AbstractThe analysis of time-lapse microscope images is a recent popular research topic. Processing techniques have been employed in such studies to extract important information about cells—e.g., cell number or alterations of cellular features—for various tasks. However, few studies provide acceptable results in practical applications because they cannot simultaneously solve the core challenges that are shared by most cell datasets: the image contrast is extremely low; the distribution of grey scale is non-uniform; images are noisy; the number of cells is large, etc. These factors also make manual processing an extremely laborious task. To improve the efficiency of related biological analyses and disease diagnoses. This thesis establishes a framework in these directions: a new segmentation method for cell images is designed as the foundation of an automatic approach for the measurement of cellular features. The newly proposed segmentation method achieves substantial improvements in the detection of cell filopodia. An automatic measuring mechanism for cell features is established in the designed framework. The measuring component enables the system to provide quantitative information about various cell features that are useful in biological research. A novel cell-tracking framework is constructed to monitor the alterations of cells with an accuracy of cell tracking above 90%. To address the issue of processing speed, two fast-processing techniques have been developed to complete edge detection and visual tracking. For edge detection, the new detector is a hybrid approach that is based on the Canny operator and fuzzy entropy theory. The method calculates the fuzzy entropy of gradients from an image to decide the threshold for the Canny operator. For visual tracking, a newly defined feature is employed in the fast-tracking mechanism to recognize different cell events with tracking accuracy: i.e., 97.66%, and processing speed, i.e., 0.578s/frame.

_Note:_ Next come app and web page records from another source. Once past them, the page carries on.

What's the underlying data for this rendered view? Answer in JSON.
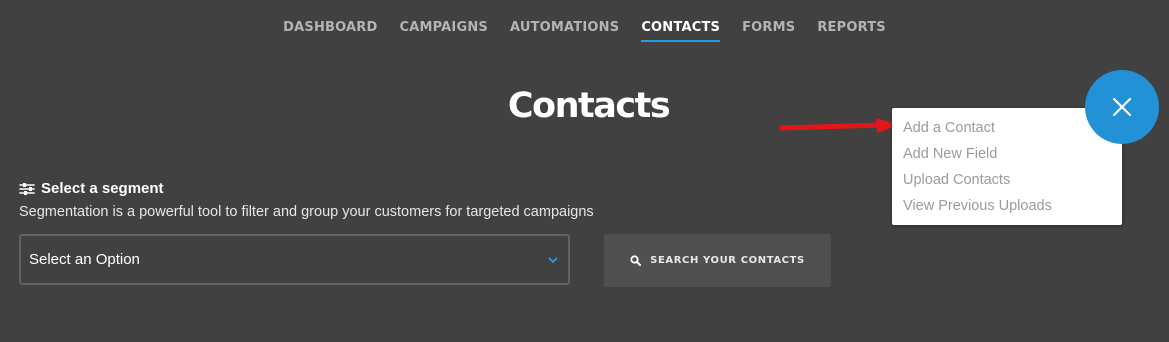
{
  "nav": {
    "items": [
      {
        "label": "DASHBOARD",
        "active": false
      },
      {
        "label": "CAMPAIGNS",
        "active": false
      },
      {
        "label": "AUTOMATIONS",
        "active": false
      },
      {
        "label": "CONTACTS",
        "active": true
      },
      {
        "label": "FORMS",
        "active": false
      },
      {
        "label": "REPORTS",
        "active": false
      }
    ],
    "active_color": "#2a9bd9"
  },
  "page": {
    "title": "Contacts"
  },
  "segment": {
    "heading": "Select a segment",
    "icon": "sliders-icon",
    "description": "Segmentation is a powerful tool to filter and group your customers for targeted campaigns",
    "select_value": "Select an Option",
    "search_button": "SEARCH YOUR CONTACTS"
  },
  "menu": {
    "items": [
      "Add a Contact",
      "Add New Field",
      "Upload Contacts",
      "View Previous Uploads"
    ]
  },
  "fab": {
    "icon": "close-icon",
    "color": "#2291d6"
  },
  "colors": {
    "background": "#414141",
    "arrow": "#e3161b"
  }
}
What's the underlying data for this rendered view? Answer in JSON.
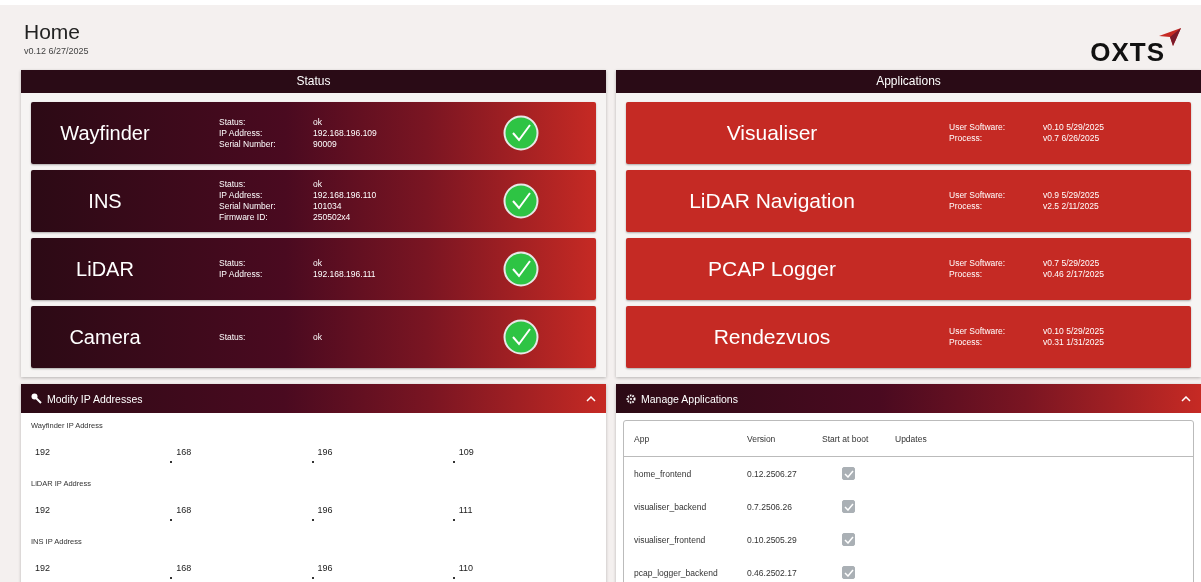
{
  "header": {
    "title": "Home",
    "version": "v0.12  6/27/2025",
    "logo": "OXTS"
  },
  "status": {
    "title": "Status",
    "devices": [
      {
        "name": "Wayfinder",
        "healthy": true,
        "fields": [
          {
            "label": "Status:",
            "value": "ok"
          },
          {
            "label": "IP Address:",
            "value": "192.168.196.109"
          },
          {
            "label": "Serial Number:",
            "value": "90009"
          }
        ]
      },
      {
        "name": "INS",
        "healthy": true,
        "fields": [
          {
            "label": "Status:",
            "value": "ok"
          },
          {
            "label": "IP Address:",
            "value": "192.168.196.110"
          },
          {
            "label": "Serial Number:",
            "value": "101034"
          },
          {
            "label": "Firmware ID:",
            "value": "250502x4"
          }
        ]
      },
      {
        "name": "LiDAR",
        "healthy": true,
        "fields": [
          {
            "label": "Status:",
            "value": "ok"
          },
          {
            "label": "IP Address:",
            "value": "192.168.196.111"
          }
        ]
      },
      {
        "name": "Camera",
        "healthy": true,
        "fields": [
          {
            "label": "Status:",
            "value": "ok"
          }
        ]
      }
    ]
  },
  "applications": {
    "title": "Applications",
    "apps": [
      {
        "name": "Visualiser",
        "fields": [
          {
            "label": "User Software:",
            "value": "v0.10  5/29/2025"
          },
          {
            "label": "Process:",
            "value": "v0.7  6/26/2025"
          }
        ]
      },
      {
        "name": "LiDAR Navigation",
        "fields": [
          {
            "label": "User Software:",
            "value": "v0.9  5/29/2025"
          },
          {
            "label": "Process:",
            "value": "v2.5  2/11/2025"
          }
        ]
      },
      {
        "name": "PCAP Logger",
        "fields": [
          {
            "label": "User Software:",
            "value": "v0.7  5/29/2025"
          },
          {
            "label": "Process:",
            "value": "v0.46  2/17/2025"
          }
        ]
      },
      {
        "name": "Rendezvuos",
        "fields": [
          {
            "label": "User Software:",
            "value": "v0.10  5/29/2025"
          },
          {
            "label": "Process:",
            "value": "v0.31  1/31/2025"
          }
        ]
      }
    ]
  },
  "modify_ip": {
    "title": "Modify IP Addresses",
    "expanded": true,
    "addresses": [
      {
        "label": "Wayfinder IP Address",
        "octets": [
          "192",
          "168",
          "196",
          "109"
        ]
      },
      {
        "label": "LiDAR IP Address",
        "octets": [
          "192",
          "168",
          "196",
          "111"
        ]
      },
      {
        "label": "INS IP Address",
        "octets": [
          "192",
          "168",
          "196",
          "110"
        ]
      }
    ]
  },
  "manage_apps": {
    "title": "Manage Applications",
    "expanded": true,
    "columns": [
      "App",
      "Version",
      "Start at boot",
      "Updates"
    ],
    "rows": [
      {
        "app": "home_frontend",
        "version": "0.12.2506.27",
        "start_at_boot": true
      },
      {
        "app": "visualiser_backend",
        "version": "0.7.2506.26",
        "start_at_boot": true
      },
      {
        "app": "visualiser_frontend",
        "version": "0.10.2505.29",
        "start_at_boot": true
      },
      {
        "app": "pcap_logger_backend",
        "version": "0.46.2502.17",
        "start_at_boot": true
      }
    ]
  }
}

|Date of Award||3 Jul 2016|
|Supervisor||Siu-Yeung Cho (Supervisor) & John Crowe (Supervisor)|
- Time-lapse microscope images